YOUR OBJECTIVE:
Count the lines below that carry the word "name". Answer with that number alone.

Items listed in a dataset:
________________________________________

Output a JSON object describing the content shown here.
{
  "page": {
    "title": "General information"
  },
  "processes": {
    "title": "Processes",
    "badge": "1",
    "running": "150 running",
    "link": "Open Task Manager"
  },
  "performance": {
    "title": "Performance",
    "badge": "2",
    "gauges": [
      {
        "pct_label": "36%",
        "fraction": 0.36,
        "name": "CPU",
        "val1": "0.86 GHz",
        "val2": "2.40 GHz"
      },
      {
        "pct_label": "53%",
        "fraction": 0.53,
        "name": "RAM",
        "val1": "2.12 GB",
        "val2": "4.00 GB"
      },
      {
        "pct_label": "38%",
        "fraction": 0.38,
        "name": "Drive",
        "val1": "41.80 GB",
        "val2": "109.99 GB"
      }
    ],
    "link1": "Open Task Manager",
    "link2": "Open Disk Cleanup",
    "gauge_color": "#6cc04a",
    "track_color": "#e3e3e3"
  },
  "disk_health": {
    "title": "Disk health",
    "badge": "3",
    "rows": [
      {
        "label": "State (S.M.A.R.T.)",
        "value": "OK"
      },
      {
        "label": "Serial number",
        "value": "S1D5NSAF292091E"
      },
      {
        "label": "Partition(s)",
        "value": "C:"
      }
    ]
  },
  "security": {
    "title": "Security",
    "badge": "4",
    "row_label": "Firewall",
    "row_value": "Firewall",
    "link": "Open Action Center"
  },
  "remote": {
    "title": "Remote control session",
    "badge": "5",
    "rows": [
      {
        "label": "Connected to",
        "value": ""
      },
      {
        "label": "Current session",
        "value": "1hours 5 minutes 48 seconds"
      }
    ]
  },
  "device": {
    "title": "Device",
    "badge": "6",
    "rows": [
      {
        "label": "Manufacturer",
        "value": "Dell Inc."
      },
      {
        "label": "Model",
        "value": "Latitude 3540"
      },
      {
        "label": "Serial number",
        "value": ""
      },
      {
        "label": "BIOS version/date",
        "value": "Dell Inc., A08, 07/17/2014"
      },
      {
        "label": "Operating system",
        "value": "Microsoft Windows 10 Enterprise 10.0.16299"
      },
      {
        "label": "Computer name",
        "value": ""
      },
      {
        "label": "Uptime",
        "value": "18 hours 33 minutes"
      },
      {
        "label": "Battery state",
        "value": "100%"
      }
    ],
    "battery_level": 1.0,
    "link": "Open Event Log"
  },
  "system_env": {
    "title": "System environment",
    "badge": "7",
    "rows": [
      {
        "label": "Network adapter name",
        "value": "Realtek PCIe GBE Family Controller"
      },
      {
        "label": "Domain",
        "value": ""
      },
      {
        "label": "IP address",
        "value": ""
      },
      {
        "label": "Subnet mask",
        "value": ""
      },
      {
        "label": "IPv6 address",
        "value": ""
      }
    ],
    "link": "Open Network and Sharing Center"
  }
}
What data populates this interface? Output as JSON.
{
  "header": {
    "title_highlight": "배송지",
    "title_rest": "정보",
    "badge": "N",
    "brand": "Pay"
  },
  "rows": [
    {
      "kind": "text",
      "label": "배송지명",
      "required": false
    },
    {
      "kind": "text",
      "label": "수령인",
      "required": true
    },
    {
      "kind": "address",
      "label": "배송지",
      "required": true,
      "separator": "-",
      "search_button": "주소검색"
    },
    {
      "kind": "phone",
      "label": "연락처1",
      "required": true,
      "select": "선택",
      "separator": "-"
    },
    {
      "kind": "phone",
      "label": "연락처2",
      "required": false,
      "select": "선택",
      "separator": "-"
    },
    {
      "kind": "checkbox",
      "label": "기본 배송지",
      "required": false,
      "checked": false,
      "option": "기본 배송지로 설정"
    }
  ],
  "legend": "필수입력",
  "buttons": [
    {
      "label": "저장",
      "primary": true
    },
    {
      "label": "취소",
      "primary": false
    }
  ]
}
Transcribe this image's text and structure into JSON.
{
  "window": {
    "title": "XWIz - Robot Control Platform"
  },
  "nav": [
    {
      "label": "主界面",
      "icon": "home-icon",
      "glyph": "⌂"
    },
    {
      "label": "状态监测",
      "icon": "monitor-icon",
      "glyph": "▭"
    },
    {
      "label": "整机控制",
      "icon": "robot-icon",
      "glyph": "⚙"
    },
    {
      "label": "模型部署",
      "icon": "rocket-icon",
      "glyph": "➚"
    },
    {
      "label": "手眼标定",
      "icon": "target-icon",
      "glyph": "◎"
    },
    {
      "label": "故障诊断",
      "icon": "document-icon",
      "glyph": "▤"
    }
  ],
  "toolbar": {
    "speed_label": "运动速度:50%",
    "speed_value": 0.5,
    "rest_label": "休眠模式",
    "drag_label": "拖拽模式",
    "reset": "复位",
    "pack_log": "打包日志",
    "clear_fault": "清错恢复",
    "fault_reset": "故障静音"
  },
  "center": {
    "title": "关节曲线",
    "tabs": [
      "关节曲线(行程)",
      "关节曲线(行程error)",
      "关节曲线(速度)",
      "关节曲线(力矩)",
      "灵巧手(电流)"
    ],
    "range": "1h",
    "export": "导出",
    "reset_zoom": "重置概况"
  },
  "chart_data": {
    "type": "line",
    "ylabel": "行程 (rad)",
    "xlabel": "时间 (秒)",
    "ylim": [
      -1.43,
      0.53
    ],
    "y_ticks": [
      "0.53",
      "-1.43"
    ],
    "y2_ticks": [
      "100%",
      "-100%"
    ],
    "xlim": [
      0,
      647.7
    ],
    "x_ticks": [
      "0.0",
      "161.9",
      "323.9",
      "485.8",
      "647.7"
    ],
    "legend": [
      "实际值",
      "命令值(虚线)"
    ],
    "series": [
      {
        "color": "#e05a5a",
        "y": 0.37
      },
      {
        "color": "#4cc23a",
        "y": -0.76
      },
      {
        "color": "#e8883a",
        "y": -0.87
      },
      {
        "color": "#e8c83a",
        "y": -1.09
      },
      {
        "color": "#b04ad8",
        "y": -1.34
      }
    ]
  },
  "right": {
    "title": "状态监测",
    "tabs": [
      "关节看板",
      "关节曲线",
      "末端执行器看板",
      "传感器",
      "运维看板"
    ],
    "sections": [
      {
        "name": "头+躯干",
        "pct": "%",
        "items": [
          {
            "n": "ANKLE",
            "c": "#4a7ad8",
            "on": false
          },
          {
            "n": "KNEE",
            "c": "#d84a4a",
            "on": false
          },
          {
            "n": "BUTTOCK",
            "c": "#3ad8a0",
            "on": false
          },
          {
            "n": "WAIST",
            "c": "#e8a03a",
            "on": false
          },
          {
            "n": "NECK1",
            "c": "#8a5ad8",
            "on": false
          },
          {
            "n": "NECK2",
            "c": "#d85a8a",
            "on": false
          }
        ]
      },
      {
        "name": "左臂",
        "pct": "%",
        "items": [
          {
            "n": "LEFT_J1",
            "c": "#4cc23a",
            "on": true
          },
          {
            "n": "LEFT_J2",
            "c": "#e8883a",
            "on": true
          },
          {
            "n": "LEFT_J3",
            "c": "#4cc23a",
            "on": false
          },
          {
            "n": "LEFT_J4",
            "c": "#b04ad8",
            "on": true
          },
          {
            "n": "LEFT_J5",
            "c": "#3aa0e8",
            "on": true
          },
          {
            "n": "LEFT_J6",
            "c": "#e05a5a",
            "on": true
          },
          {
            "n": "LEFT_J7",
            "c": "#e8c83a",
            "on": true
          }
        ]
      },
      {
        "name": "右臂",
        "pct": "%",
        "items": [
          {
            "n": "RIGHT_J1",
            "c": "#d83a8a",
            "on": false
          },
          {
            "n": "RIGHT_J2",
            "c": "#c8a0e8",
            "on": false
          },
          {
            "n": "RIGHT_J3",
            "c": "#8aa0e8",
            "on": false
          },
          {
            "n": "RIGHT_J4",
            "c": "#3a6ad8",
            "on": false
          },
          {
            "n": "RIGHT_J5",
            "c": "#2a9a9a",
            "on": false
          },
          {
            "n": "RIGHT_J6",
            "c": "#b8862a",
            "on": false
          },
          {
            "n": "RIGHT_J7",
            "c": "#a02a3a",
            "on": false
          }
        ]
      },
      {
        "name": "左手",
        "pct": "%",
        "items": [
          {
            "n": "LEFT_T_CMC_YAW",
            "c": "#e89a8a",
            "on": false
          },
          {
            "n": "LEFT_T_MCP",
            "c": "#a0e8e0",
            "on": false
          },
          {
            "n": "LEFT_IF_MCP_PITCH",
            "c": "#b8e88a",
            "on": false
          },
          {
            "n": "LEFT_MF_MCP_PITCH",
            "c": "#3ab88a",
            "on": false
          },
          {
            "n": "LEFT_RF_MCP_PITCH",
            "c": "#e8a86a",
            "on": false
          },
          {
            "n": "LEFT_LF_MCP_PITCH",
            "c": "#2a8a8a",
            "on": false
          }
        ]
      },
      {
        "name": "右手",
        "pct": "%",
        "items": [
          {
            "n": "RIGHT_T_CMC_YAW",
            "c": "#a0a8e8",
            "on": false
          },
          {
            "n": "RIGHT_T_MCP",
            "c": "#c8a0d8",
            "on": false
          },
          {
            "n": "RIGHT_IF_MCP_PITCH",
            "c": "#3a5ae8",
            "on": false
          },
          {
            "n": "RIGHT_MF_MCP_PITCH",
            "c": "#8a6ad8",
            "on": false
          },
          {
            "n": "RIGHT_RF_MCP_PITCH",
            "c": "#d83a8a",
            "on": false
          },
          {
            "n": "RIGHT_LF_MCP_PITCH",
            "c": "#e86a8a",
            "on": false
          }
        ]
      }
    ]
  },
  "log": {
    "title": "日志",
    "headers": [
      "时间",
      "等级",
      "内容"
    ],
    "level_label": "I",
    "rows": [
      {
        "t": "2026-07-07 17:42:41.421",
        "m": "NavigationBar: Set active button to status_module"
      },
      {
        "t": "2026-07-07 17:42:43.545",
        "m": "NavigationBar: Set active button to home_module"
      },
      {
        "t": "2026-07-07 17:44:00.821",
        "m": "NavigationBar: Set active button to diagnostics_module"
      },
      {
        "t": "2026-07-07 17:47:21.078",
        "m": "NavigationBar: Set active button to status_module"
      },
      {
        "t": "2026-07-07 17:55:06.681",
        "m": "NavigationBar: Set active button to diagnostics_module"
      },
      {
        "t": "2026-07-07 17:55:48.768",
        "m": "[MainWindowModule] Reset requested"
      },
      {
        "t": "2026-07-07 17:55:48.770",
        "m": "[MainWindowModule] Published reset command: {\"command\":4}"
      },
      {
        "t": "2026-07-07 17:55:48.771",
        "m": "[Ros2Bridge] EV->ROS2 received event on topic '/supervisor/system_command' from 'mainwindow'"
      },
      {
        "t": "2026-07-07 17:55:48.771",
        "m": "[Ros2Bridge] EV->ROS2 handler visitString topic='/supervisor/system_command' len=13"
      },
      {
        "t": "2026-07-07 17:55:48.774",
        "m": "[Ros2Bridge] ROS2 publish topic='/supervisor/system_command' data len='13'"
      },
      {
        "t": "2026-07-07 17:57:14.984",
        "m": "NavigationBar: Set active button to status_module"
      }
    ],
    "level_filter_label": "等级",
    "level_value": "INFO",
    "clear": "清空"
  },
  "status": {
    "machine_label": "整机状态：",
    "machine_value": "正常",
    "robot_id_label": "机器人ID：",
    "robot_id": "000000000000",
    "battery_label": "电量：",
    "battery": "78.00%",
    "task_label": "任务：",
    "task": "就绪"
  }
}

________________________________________

TASK OUTPUT:
10